• _WHAT NEEDS TO BE DONE_:
Records follow. Copy every line with "icon".

=== Section Start ===

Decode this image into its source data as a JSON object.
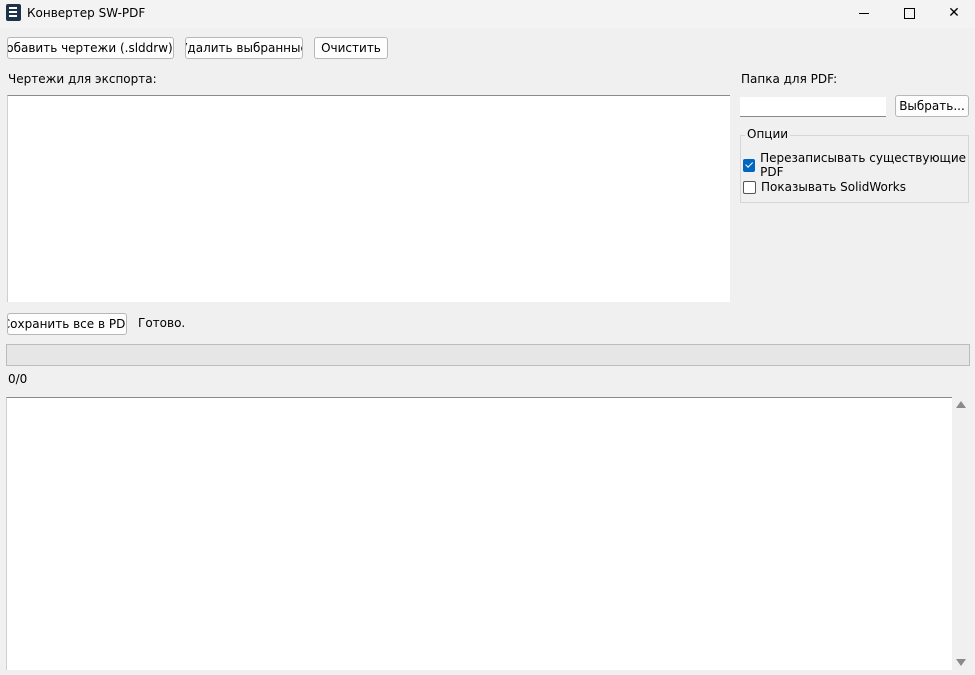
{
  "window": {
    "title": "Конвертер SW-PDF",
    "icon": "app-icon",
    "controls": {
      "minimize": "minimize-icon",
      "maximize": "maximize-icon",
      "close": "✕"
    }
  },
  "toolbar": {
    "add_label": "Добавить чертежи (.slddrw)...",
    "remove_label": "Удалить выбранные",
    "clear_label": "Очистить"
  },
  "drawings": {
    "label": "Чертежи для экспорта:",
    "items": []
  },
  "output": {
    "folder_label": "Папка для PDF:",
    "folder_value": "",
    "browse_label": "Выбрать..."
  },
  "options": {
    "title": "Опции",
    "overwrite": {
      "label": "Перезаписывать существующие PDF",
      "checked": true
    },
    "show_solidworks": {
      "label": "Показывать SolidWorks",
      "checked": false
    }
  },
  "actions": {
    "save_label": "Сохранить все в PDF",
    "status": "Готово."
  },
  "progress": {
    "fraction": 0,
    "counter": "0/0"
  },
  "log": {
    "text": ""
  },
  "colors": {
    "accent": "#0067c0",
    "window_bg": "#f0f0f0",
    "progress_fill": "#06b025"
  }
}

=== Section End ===

• _SOLUTION_:
    "icon": "app-icon",
      "minimize": "minimize-icon",
      "maximize": "maximize-icon",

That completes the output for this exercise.